BEGIN

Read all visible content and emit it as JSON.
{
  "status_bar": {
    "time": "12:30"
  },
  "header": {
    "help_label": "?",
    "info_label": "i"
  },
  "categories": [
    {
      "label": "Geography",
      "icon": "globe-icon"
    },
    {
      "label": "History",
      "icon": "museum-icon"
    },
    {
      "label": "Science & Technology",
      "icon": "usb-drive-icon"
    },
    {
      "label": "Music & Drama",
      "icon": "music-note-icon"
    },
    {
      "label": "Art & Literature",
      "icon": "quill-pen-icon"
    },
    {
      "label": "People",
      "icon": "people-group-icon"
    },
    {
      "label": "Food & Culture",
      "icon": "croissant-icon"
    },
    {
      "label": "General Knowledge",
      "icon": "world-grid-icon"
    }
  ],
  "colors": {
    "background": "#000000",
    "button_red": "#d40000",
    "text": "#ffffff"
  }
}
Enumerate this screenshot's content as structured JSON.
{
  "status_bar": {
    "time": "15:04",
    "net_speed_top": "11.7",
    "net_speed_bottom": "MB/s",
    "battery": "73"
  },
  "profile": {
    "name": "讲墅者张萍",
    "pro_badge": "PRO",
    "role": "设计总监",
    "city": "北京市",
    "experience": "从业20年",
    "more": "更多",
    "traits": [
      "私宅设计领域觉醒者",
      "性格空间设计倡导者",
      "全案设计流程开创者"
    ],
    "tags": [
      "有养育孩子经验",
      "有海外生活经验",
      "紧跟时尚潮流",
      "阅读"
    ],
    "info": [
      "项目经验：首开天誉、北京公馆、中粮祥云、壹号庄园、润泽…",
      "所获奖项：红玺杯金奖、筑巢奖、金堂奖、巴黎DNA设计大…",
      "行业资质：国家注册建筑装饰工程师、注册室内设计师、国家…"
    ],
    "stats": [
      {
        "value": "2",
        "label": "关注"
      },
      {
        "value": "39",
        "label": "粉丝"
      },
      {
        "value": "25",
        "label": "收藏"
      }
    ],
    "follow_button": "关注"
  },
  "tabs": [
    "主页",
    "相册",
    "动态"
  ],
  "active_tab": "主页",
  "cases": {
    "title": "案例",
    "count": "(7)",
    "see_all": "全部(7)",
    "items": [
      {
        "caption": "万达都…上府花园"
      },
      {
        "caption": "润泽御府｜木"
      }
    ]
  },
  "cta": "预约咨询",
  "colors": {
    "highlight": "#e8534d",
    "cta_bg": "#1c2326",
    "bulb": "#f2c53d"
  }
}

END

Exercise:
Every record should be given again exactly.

Result for this task:
Read all visible content and emit it as JSON.
{
  "status_bar": {
    "time": "12:30"
  },
  "header": {
    "help_label": "?",
    "info_label": "i"
  },
  "categories": [
    {
      "label": "Geography",
      "icon": "globe-icon"
    },
    {
      "label": "History",
      "icon": "museum-icon"
    },
    {
      "label": "Science & Technology",
      "icon": "usb-drive-icon"
    },
    {
      "label": "Music & Drama",
      "icon": "music-note-icon"
    },
    {
      "label": "Art & Literature",
      "icon": "quill-pen-icon"
    },
    {
      "label": "People",
      "icon": "people-group-icon"
    },
    {
      "label": "Food & Culture",
      "icon": "croissant-icon"
    },
    {
      "label": "General Knowledge",
      "icon": "world-grid-icon"
    }
  ],
  "colors": {
    "background": "#000000",
    "button_red": "#d40000",
    "text": "#ffffff"
  }
}
Enumerate this screenshot's content as structured JSON.
{
  "status_bar": {
    "time": "15:04",
    "net_speed_top": "11.7",
    "net_speed_bottom": "MB/s",
    "battery": "73"
  },
  "profile": {
    "name": "讲墅者张萍",
    "pro_badge": "PRO",
    "role": "设计总监",
    "city": "北京市",
    "experience": "从业20年",
    "more": "更多",
    "traits": [
      "私宅设计领域觉醒者",
      "性格空间设计倡导者",
      "全案设计流程开创者"
    ],
    "tags": [
      "有养育孩子经验",
      "有海外生活经验",
      "紧跟时尚潮流",
      "阅读"
    ],
    "info": [
      "项目经验：首开天誉、北京公馆、中粮祥云、壹号庄园、润泽…",
      "所获奖项：红玺杯金奖、筑巢奖、金堂奖、巴黎DNA设计大…",
      "行业资质：国家注册建筑装饰工程师、注册室内设计师、国家…"
    ],
    "stats": [
      {
        "value": "2",
        "label": "关注"
      },
      {
        "value": "39",
        "label": "粉丝"
      },
      {
        "value": "25",
        "label": "收藏"
      }
    ],
    "follow_button": "关注"
  },
  "tabs": [
    "主页",
    "相册",
    "动态"
  ],
  "active_tab": "主页",
  "cases": {
    "title": "案例",
    "count": "(7)",
    "see_all": "全部(7)",
    "items": [
      {
        "caption": "万达都…上府花园"
      },
      {
        "caption": "润泽御府｜木"
      }
    ]
  },
  "cta": "预约咨询",
  "colors": {
    "highlight": "#e8534d",
    "cta_bg": "#1c2326",
    "bulb": "#f2c53d"
  }
}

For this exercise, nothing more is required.